Two very successful early stars he campaigned were trotters Lucky Laird (2:04.1 $76,973) and Sam Kennedy (2:05.2 $67,634). But the cornerstone of his operation was a $2,700 trotting filly he purchased at the Delaware sale named Dotty Diller (2:01.3 $138,343). Not only was she an outstanding race horse, she also proved to be a phenomenal maternal progenitor. From seven breedings, she produced six with a race mark including stake winners Grant’s Memory (2:00.1M $240,880), Lady Bonefish (2:02.3H $113,495) and Noble Grant (2:01.3Q $107,497).

When their racing careers were finished, Menchi put these mares in the breeding shed too. And the results he achieved were even greater the second time.
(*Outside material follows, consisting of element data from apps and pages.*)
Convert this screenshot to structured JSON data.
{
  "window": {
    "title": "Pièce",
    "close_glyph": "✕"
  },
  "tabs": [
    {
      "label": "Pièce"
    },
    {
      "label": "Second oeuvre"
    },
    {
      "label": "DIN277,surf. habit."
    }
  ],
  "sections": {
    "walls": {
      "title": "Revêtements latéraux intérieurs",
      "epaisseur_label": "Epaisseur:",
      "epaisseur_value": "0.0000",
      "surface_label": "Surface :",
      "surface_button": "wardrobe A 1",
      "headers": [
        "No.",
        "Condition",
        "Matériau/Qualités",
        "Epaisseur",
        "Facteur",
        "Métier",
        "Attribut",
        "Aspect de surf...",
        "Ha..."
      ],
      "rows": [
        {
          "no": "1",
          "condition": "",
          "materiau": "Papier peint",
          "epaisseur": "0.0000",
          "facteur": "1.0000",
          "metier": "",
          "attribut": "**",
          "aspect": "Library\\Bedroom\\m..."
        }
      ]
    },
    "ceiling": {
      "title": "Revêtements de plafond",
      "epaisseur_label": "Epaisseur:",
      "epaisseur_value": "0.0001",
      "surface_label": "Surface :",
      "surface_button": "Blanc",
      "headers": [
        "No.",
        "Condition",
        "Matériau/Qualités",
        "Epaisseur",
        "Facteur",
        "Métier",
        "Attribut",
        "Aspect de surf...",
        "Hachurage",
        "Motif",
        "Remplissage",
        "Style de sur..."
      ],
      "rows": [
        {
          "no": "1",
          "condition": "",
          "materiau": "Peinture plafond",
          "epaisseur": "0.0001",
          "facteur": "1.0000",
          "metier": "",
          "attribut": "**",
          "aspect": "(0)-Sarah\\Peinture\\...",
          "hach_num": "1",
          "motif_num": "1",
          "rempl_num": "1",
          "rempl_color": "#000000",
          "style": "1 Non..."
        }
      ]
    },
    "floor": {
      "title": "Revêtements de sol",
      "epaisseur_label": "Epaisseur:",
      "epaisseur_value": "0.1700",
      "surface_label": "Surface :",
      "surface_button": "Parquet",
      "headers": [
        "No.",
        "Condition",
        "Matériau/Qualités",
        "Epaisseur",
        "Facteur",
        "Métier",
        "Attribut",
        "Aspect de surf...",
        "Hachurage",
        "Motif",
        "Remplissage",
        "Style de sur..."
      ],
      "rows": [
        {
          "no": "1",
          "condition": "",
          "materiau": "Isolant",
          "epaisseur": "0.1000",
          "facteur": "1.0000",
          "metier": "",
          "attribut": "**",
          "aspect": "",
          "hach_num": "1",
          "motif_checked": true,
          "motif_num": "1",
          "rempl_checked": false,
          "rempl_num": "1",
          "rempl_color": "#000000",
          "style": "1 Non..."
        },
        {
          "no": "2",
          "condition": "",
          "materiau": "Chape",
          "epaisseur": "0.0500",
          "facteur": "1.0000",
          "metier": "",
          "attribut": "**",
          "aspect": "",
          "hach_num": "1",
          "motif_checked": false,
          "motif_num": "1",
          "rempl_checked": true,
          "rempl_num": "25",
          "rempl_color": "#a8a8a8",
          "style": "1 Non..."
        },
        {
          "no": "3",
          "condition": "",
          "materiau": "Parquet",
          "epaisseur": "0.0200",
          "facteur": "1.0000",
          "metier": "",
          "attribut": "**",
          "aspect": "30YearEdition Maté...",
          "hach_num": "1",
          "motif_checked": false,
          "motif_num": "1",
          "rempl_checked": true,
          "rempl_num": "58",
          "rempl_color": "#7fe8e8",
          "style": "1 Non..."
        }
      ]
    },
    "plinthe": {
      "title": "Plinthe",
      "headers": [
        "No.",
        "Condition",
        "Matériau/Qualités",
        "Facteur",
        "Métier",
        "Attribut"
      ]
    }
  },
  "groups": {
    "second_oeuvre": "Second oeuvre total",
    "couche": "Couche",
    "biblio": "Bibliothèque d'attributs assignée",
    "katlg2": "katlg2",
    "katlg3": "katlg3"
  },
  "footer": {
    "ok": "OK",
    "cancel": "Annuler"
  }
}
Noble Grant foaled New Legend (1:57.2M $227,168) and Royally Noble (1:57.4 $136,614). Lady Bonefish threw Lila Lobell (1:55.4 $278,037), double-gaited star Fiery Flak (T- 1:56 $277,096, P- 2:00.2 $16,195), Lady Sport (1:56.3 $160,603) and Dame Catherine (1:57.0 $114,490).

As an owner, Menchi helped shape the careers of many young horsemen. Hall of Famer Clint Galbraith, Phil Logan, Paul Chambers and Dick Wilcox all can trace some of their career beginnings to their associations with Menchi.
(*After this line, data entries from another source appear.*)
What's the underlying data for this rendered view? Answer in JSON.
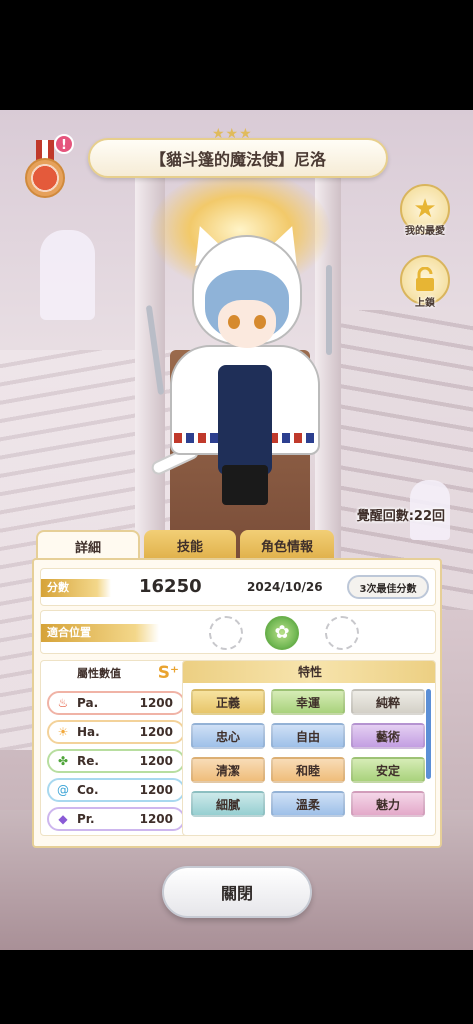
{
  "title": {
    "stars": "★★★",
    "card_name": "【貓斗篷的魔法使】尼洛"
  },
  "alert_badge": "!",
  "side_buttons": {
    "favorite_label": "我的最愛",
    "lock_label": "上鎖"
  },
  "awaken": {
    "text": "覺醒回數:22回"
  },
  "tabs": [
    {
      "label": "詳細"
    },
    {
      "label": "技能"
    },
    {
      "label": "角色情報"
    }
  ],
  "score": {
    "label": "分數",
    "value": "16250",
    "date": "2024/10/26",
    "best_button": "3次最佳分數"
  },
  "position": {
    "label": "適合位置",
    "active_icon": "✿"
  },
  "attributes": {
    "header": "屬性數值",
    "rank": "S⁺",
    "items": [
      {
        "name": "Pa.",
        "value": "1200",
        "icon": "flame-icon",
        "color": "#e4573b"
      },
      {
        "name": "Ha.",
        "value": "1200",
        "icon": "sun-icon",
        "color": "#f1a83b"
      },
      {
        "name": "Re.",
        "value": "1200",
        "icon": "clover-icon",
        "color": "#4fa43a"
      },
      {
        "name": "Co.",
        "value": "1200",
        "icon": "swirl-icon",
        "color": "#3aa3d6"
      },
      {
        "name": "Pr.",
        "value": "1200",
        "icon": "diamond-icon",
        "color": "#8a5ad6"
      }
    ]
  },
  "traits": {
    "header": "特性",
    "items": [
      {
        "label": "正義",
        "style": "t-gold"
      },
      {
        "label": "幸運",
        "style": "t-green"
      },
      {
        "label": "純粹",
        "style": "t-grey"
      },
      {
        "label": "忠心",
        "style": "t-blue"
      },
      {
        "label": "自由",
        "style": "t-blue"
      },
      {
        "label": "藝術",
        "style": "t-purple"
      },
      {
        "label": "清潔",
        "style": "t-orange"
      },
      {
        "label": "和睦",
        "style": "t-orange"
      },
      {
        "label": "安定",
        "style": "t-green"
      },
      {
        "label": "細膩",
        "style": "t-teal"
      },
      {
        "label": "溫柔",
        "style": "t-blue"
      },
      {
        "label": "魅力",
        "style": "t-pink"
      }
    ]
  },
  "close_button": "關閉"
}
Menchi and his wife, Betti, operated Pine Tree Farms in East Aurora, NY where they bred and raised horses for their principal partners that included Menchi’s sister Theodora Brown, and Leon and Joseph Zoladz.
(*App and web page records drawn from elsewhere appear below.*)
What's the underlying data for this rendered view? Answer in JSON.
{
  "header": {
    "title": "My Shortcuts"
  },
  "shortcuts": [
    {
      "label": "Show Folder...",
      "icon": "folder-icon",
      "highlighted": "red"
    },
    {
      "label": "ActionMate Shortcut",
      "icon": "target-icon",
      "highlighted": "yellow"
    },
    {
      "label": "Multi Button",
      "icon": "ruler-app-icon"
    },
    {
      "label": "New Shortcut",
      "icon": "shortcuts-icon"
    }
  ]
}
Menchi was also active in fund-raising activities for the Multiple Sclerosis Association. He headed up the annual "Race Against MS" nights sponsored by Harness Horsemen International at the local tracks for 13 years.

Pat Menchi died at the age of 74 on February 26, 1996 after a long illness.

Upstate New York USHWA will announce several more inductees later this year that will go into the Hall representing Tioga Downs, Vernon Downs and Batavia Downs.


Trotter Boomer Berman was named Horse of the Year on the Western New York Circuit by the members of this Chapter of USHWA during ceremonies at Batavia Downs on Saturday, December 4th. But he received National recognition on the occasion of his retirement for his outstanding career by his namesake, Chris "Boomer" Berman on the New Years Eve version of Sportcenter.

Click this link to see the video.


Since we have been online, our readership has grown steadily. We have also had many visitors from Canada, Germany, England, Russia, Netherlands, China, Serbia, Australia, New Zealand, Sweden, Portugal, Switzerland, Italy, Brazil, Czech Republic, Denmark, Norway, Belgium, Finland, France, Indonesia, Korea, Poland, Thailand, Taiwan, Estonia, Greece, Japan, Mexico, Romania, and Yugoslavia, just to name a few.

  What is the United States Harness Writers Association?

USHWA was founded in 1947 by New York City area sportswriters who were covering harness racing at Roosevelt Raceway. 65 years later, it remains the only media organization in harness racing with a membership of newspaper, magazine, internet, radio, TV, and ad agency publicists harness racing communications. With more than 300 members, the association strives to bring about a closer relationship among the media, racetracks and horsemen to promote the centuries-old American-bred sport.